Registration of Securities Over Movable Assets

In a bid to increase access to credit for SMEs and other small businesses, Zimbabwe has passed the Movable Property Security Interests Act. This, it is hoped, will promote credit diversification and thereby reduce the cost of obtaining credit for these largely marginalised businesses. This Act is also intended to give a piece of mind to creditors who for a very long time had complained of an adequate legal framework in relation to movable property as collateral. It is for that reason mortgages remained for a very long time the preferred form of security in this country. Other forms of security available include notarial bonds, pledges and liens. A notarial bond is a special type of security taken over movable property. There are two kinds of notarial bonds. A special notarial bond, which creates a form of real security over the assets, and a general notarial bond, which only gives a creditor preference over unsecured claims in respect of the residue of the insolvent estate. These are, however, very expensive and are generally considered too expensive by SMEs. A pledge is the delivery of possession of an asset to the pledgee as a security, although the ownership of the asset remains with the pledgor. In the event of a default, the law requires the creditor to enforce his claims through the courts. The creditor will first seek the payment of the debt and the right to sell the pledged asset is only a second option. This long procedure of enforcement makes this form of security unpopular with many creditors. That in addition to the extra storage costs that may be involved in taking possession of the pledged asset. A lien is a right of retention exercised by a creditor. This generally operates as a defence to a claim to property by a borrower. It usually arises in transactions where goods are supplied, repaired or transported. These are therefore typically more relevant to trade creditors than financial creditors. The new Act provides a better enforcement procedure and clearer creditor priority provisions.
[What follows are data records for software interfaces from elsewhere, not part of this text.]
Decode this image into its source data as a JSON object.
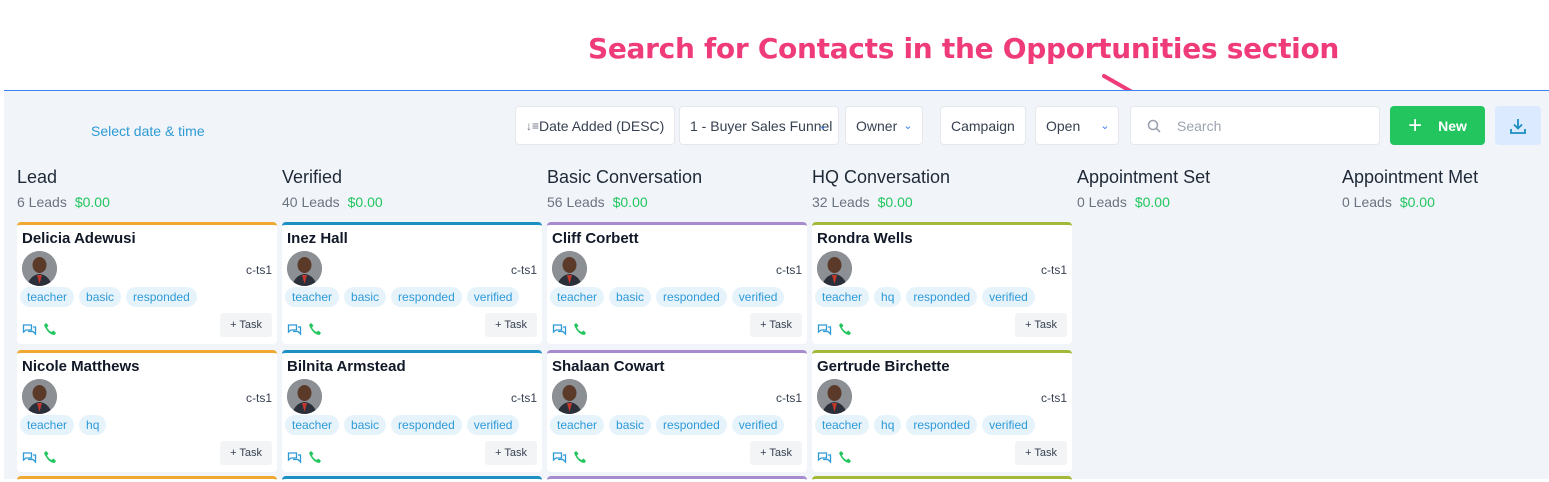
{
  "annotation": {
    "text": "Search for Contacts in the Opportunities section"
  },
  "toolbar": {
    "datetime": "Select date & time",
    "sort": "Date Added (DESC)",
    "pipeline": "1 - Buyer Sales Funnel",
    "owner": "Owner",
    "campaign": "Campaign",
    "status": "Open",
    "search_placeholder": "Search",
    "new_label": "New"
  },
  "columns": [
    {
      "title": "Lead",
      "count": "6 Leads",
      "amount": "$0.00",
      "color": "#f0a830",
      "cards": [
        {
          "name": "Delicia Adewusi",
          "code": "c-ts1",
          "tags": [
            "teacher",
            "basic",
            "responded"
          ],
          "task": "+ Task"
        },
        {
          "name": "Nicole Matthews",
          "code": "c-ts1",
          "tags": [
            "teacher",
            "hq"
          ],
          "task": "+ Task"
        }
      ]
    },
    {
      "title": "Verified",
      "count": "40 Leads",
      "amount": "$0.00",
      "color": "#1a8fc0",
      "cards": [
        {
          "name": "Inez Hall",
          "code": "c-ts1",
          "tags": [
            "teacher",
            "basic",
            "responded",
            "verified"
          ],
          "task": "+ Task"
        },
        {
          "name": "Bilnita Armstead",
          "code": "c-ts1",
          "tags": [
            "teacher",
            "basic",
            "responded",
            "verified"
          ],
          "task": "+ Task"
        }
      ]
    },
    {
      "title": "Basic Conversation",
      "count": "56 Leads",
      "amount": "$0.00",
      "color": "#a78bcf",
      "cards": [
        {
          "name": "Cliff Corbett",
          "code": "c-ts1",
          "tags": [
            "teacher",
            "basic",
            "responded",
            "verified"
          ],
          "task": "+ Task"
        },
        {
          "name": "Shalaan Cowart",
          "code": "c-ts1",
          "tags": [
            "teacher",
            "basic",
            "responded",
            "verified"
          ],
          "task": "+ Task"
        }
      ]
    },
    {
      "title": "HQ Conversation",
      "count": "32 Leads",
      "amount": "$0.00",
      "color": "#a3b837",
      "cards": [
        {
          "name": "Rondra Wells",
          "code": "c-ts1",
          "tags": [
            "teacher",
            "hq",
            "responded",
            "verified"
          ],
          "task": "+ Task"
        },
        {
          "name": "Gertrude Birchette",
          "code": "c-ts1",
          "tags": [
            "teacher",
            "hq",
            "responded",
            "verified"
          ],
          "task": "+ Task"
        }
      ]
    },
    {
      "title": "Appointment Set",
      "count": "0 Leads",
      "amount": "$0.00",
      "color": "#cccccc",
      "cards": []
    },
    {
      "title": "Appointment Met",
      "count": "0 Leads",
      "amount": "$0.00",
      "color": "#cccccc",
      "cards": []
    }
  ]
}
In particular, every registered notice of interest is considered a liquid document, which can be enforced through provisional sentence proceedings. This is a considerably quicker and cheaper route of enforcement than the traditional trial commenced by way of Summons. The Act also states that if terms of the agreement so provide, the secured creditor is permitted to take possession of the movable asset pending the provisional sentence proceedings. This is clearly intended to provide secured creditor priority. For a further discussion on how this impacts your business and any further assistance, please contact Nyadzisai Chikwene email nyadzi@cwg.co.zw